- **Exercise details**:
In the entries that follow, find the word "react" and report each line it is on.

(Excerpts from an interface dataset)

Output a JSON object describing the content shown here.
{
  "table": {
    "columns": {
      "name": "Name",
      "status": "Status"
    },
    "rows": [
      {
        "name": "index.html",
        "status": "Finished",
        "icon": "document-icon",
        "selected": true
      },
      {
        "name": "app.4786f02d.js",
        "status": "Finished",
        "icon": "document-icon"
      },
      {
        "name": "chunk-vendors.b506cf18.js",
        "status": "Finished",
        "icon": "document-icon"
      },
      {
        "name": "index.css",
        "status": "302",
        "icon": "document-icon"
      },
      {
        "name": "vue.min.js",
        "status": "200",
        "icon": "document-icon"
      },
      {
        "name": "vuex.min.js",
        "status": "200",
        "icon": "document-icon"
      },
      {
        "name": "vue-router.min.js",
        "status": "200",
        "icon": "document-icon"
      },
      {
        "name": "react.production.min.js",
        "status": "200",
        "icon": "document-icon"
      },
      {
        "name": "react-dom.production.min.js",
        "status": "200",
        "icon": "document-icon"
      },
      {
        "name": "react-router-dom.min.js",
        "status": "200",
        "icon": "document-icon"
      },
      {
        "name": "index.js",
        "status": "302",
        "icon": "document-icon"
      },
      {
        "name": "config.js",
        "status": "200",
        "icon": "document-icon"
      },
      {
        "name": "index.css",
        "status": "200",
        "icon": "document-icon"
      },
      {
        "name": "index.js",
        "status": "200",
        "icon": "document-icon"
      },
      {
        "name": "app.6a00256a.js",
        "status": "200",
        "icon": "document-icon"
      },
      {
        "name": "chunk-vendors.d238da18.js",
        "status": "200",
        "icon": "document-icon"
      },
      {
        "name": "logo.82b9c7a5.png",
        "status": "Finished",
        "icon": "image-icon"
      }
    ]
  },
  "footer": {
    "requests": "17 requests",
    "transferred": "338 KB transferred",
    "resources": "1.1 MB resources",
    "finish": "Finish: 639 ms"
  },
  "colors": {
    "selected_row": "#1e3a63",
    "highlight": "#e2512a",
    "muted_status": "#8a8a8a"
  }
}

- **Solved problem**:
        "name": "react.production.min.js",
        "name": "react-dom.production.min.js",
        "name": "react-router-dom.min.js",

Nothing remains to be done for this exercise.